Movie theaters regardless of size are facing declining attendance (Business Insider, 2017). Customers are unwilling to pay a lot of money when they can simply stay home and stream movies. Also, a lot of people’s tastes in movies is just not as “mainstream” but the movies they crave are not shown at most theatres (Business Insider, 2017).
Still, let’s face it, staying home watching a movie is simply not the same as on the big screen. So, what if you let customers demand a movie?
Demand.film is an Australian firm which takes a crowdfunding approach to cinema-on-demand (also available in UK, Ireland, NZ) by enabling users (age 18+) to request a movie event at local partnering theatres. The majority of movies offered are studio classics, indies, artsy- and foreign films. While the concept is not entirely new (see Graphr and Tugg), Demand.film is the first larger on-demand cinema platform serving markets beyond the US. Moreover, it uses blockchain technology to support producers, distributors and exhibitors with transparent and reliable sales data (Forbes, 2017).
How does it work?
Efficiency Criteria: Weighing Cost And Benefits

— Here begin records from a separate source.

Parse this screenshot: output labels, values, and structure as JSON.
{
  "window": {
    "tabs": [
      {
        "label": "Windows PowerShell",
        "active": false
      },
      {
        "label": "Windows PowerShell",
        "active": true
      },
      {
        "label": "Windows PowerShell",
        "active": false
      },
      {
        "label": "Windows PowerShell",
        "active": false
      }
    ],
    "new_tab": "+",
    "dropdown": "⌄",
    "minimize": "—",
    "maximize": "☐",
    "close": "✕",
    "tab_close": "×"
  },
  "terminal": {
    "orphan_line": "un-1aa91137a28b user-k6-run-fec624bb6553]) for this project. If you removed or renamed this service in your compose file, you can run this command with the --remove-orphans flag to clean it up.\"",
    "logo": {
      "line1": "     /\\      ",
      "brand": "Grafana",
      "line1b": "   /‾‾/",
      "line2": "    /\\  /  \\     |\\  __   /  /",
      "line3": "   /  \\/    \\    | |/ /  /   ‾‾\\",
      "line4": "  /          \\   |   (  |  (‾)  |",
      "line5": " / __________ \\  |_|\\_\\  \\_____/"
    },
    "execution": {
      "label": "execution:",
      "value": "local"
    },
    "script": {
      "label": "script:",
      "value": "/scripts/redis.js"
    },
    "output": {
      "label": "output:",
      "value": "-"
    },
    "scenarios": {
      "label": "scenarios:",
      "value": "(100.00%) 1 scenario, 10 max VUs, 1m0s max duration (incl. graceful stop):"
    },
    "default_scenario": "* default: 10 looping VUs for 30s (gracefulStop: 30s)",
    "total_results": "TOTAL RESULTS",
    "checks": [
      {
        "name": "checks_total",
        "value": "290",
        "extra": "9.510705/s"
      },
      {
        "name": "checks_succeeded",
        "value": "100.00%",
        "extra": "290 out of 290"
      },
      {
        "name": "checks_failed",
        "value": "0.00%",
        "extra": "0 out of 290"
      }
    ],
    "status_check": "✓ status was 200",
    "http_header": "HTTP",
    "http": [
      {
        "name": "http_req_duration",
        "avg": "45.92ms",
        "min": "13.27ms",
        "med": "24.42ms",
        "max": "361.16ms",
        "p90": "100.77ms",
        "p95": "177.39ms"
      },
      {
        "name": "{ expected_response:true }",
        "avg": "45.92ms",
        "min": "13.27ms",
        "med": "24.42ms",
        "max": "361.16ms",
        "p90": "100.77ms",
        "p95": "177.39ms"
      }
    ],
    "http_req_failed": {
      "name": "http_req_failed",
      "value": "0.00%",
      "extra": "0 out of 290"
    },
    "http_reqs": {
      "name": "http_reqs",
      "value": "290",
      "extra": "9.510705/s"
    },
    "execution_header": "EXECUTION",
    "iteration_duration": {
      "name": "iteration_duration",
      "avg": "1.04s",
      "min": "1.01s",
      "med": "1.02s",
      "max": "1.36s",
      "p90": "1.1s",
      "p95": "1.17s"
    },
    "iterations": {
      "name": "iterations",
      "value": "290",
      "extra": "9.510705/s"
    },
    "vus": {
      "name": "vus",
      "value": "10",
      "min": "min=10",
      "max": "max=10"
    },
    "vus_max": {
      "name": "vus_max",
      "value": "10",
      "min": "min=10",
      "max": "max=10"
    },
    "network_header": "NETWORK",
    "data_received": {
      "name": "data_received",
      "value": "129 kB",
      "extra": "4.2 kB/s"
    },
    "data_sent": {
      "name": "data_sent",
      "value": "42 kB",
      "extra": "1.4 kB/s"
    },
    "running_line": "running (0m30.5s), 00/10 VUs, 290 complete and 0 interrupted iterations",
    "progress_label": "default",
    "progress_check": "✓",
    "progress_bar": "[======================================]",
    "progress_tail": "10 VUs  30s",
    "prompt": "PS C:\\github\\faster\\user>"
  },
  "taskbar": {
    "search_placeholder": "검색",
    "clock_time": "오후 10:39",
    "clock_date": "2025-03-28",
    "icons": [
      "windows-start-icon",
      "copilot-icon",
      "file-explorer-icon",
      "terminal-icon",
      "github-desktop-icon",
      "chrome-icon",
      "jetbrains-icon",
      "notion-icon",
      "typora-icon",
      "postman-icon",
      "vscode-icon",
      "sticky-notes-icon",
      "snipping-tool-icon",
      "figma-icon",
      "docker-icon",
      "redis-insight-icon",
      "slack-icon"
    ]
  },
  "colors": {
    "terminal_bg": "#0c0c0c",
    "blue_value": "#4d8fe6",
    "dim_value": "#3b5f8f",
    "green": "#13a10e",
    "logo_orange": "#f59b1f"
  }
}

For a user, the time and effort needed to place or support a request is really low and tickets only have to be paid by the attendees if the screening is confirmed to happen (leapfrogfilms, 2017). Partnering theatres of course will have to check their schedule and also determine required attendance thresholds.
How does this crowdfunding approach create value for customers, theatres and platform?
Customers co-create by driving the entire process from requesting (incl. time, date and location) to “spreading the word” about the screening of their wishes. If successful, a whole crowd of friends and strangers can finally enjoy “their” movie on a big screen, in a social atmosphere outside the own house.
Theatres help making it happen by approving the request. Further, hence they use capacities more wisely and can generate additional revenue without uncertainty: if the event happens, this money is “safe”. They meet customers’ demand and have the opportunity to welcome (potentially) new customers at their venue. The insights can be a trigger for theatres to think about future events and screenings by illustrating potential demand (Saarijärvi et al., 2013).
Even the filmmakers gain increased exposure and reach for their films; especially those which are not regular movie material.
Finally, Demand.Film only wins if everyone else wins by charging a ticket fee (~ GBP 1.65 per ticket).
What does the future hold for Demand.film?
Naturally, the main goal is expanding the partner and user network as well as geographical reach. Can it be a success? Certainly, never underestimate the power of niche markets and don’t forget about the reach of social media! Will it be a success? The on-demand economy is still on the rise in offline settings and competition never sleeps, so it will remain interesting. All I know is that “I would be in”, would you?
Business insider (2017). “Movie theater attendance is declining as cord cutting becomes more popular”. http://www.businessinsider.com/movie-theater-attendance-is-declining-as-cord-cutting-becomes-more-popular-2016-9?international=true&r=US&IR=T last accessed 28.02.2017
Forbes (2017). “Tugg And Gathr Face Competition From A New Cinema-On-Demand Platform“ Online: https://www.forbes.com/sites/dongroves/2016/09/12/tugg-and-gathr-face-competition-from-a-new-international-platform/#60a94aaa4eff last accessed 28.02.2017
Leapfrogfilms (2017). Demand.film https://demand.film/
Leapfrogfilms (2017). Demand.film example https://tickets.demand.film/event/1115
Saarijärvi, H., Kannan, P.K. K, Kuusela, H. (2013). European Business Review 25 (1), pp. 6-19
COVER: Leapfrogfilms (2017). Demand.film https://demand.film/